The 23rd UNFCCC Conference of Parties (COP) closed on 17 November. Now that two years have passed since the historic milestone of the Paris Agreement at COP 21, what did negotiators work on this year and which parts of it affect the forest sector?
With the Paris Agreement ratified, this year negotiators focused mainly on the nitty gritty details of operationalizing the agreement. While the forestry sector was not focused on in particular, there are many developments that would nonetheless affect forests. Here is a highlight of some of them:
The Paris Rulebook
Many of the detailed rules for operationalizing the Paris Agreement will be fleshed out in the Paris Rulebook, which is planned to be announced at COP 24 in Poland in 2018. It will include details on how parties should communicate their climate efforts, how efforts will be reviewed, and processes to facilitate implementation and compliance.
Call for enhanced ambition
The goal of the Paris Agreement is to limit “global temperature increase to well below 2 degrees Celsius, while pursuing efforts to limit the increase to 1.5 degree”. However, negotiators agreed that present pledges are not sufficient to meet the 1.5 degree limit, and thus parties have been urged to review their Nationally Determined Contributions (NDCs) and make their pledges much more ambitious by next year, across multiple sectors.

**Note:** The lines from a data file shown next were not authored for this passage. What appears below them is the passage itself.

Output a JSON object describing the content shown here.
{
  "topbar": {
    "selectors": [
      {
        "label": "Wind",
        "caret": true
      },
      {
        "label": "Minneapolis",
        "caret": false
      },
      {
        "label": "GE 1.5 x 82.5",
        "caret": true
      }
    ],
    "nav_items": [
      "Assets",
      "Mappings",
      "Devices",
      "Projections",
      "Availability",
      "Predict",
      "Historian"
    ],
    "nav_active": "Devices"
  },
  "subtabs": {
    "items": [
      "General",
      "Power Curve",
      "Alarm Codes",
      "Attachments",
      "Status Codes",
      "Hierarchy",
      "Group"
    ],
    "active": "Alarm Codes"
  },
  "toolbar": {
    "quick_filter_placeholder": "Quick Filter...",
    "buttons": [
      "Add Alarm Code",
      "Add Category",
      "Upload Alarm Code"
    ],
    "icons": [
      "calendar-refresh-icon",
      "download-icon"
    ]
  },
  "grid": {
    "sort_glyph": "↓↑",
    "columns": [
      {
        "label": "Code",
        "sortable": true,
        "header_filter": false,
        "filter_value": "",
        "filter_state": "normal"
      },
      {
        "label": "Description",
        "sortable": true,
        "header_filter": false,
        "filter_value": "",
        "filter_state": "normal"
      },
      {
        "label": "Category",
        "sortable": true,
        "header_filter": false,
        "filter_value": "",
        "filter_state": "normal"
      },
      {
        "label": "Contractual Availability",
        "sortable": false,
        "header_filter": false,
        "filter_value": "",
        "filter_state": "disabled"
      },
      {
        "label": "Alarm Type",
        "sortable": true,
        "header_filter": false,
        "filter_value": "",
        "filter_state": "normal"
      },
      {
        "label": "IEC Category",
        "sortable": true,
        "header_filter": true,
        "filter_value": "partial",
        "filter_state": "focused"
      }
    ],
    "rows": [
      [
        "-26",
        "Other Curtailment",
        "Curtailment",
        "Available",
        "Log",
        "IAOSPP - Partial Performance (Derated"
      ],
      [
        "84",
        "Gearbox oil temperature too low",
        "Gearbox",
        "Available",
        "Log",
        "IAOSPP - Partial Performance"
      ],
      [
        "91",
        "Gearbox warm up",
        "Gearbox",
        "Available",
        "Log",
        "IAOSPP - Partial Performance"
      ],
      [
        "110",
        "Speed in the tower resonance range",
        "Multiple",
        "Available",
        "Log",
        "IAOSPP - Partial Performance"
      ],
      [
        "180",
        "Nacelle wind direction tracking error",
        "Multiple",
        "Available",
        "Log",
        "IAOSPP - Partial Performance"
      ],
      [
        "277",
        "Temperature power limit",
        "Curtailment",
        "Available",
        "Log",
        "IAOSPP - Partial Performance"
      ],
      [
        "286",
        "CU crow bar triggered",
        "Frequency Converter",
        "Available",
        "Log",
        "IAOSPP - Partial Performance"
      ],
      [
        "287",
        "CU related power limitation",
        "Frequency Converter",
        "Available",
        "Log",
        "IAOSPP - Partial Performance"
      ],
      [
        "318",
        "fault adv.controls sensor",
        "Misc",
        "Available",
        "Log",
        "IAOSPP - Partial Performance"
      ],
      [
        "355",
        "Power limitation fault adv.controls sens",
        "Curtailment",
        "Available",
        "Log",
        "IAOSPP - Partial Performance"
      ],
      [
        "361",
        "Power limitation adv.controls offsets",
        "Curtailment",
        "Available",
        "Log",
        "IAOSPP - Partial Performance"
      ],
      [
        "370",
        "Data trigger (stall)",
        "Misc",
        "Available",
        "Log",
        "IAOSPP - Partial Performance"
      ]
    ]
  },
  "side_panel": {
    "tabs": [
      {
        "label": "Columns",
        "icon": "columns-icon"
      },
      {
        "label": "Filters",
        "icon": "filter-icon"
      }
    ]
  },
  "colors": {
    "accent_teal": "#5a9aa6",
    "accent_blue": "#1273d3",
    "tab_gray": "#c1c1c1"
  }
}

Some NGOs are also calling for the complete phasing-out of fossil fuels.
Lidy Nacpil, Coordinator of the Asian People’s Movement on Debt and Development, also emphasized that wealthier economies must finance additional action in the south in order to complete their fair share of climate action.
Global stocktaking and the 2018 Talanoa Dialogue
At the Paris 2015 COP, economies agreed to hold dialogue to ‘take stock’ of progress on climate action. Outcomes of such dialogue would inform the next round of NDCs in 2020, with the idea to enhance ambition every five years.
The first facilitative dialogue will be held at COP 24, and is called the Talanoa Dialogue, which is a traditional word in Fiji to “reflect a process of inclusive, participatory and transparent dialogue”.
COP 23 focused on developing a framework to carry out the Talanoa Dialogue. Greenpeace China Senior Climate and Energy Officer Li Shuo described it as a “check point” to review progress, and explained its intention to send a strong signal to top political leaders to ramp up their NDCs.
Local Communities and Indigenous People’s Platform
COP 23 operationalized the Local Communities and Indigenous People’s Platform, to give greater voice to marginalized peoples and local communities, which often include the forest-dependent poor. This initiative aims to empower and include marginalized people in climate change negotiations, and place greater focus on the land-use sector. Nonetheless, reservations remain on the potential of this to create real impact and whether the role is only symbolic.
REDD+ progress also seemed to be rather slow moving, but some organizations remain positive about its potential in reducing emissions of forest carbon, with discussions continuing at high level on pushing the program forward.
Finally, other developments at COP include an announcement by WRI to launch a $2.1 billion fund for private investments in Initiative 20x20, a restoration project in Latin America and the Caribbean, and the launch of the New York Declaration on Forests Global Platform which will help facilitate actions to achieve their ten forest goals.
Reaching the 2 degree limit will take massive effort from parties to continue developing details for operating the Paris Agreement, and strengthening their mitigation and adaptation targets. These efforts include all industries including the land-use sector, and hopefully by the end of 2018 we will see more concrete progress for facilitating climate action in the forestry sector.
About the FPN Blog
The APFNet-led Asia-Pacific Forestry Planning Network (FPN) is an informal knowledge network that aims to strengthen national forestry planning processes in the Asia-Pacific region. The FPN Blog is targeted to network members but policymakers and other forestry practitioners may also find it relevant. For more information, please contact Ms. Anna Finke at firstname.lastname@example.org.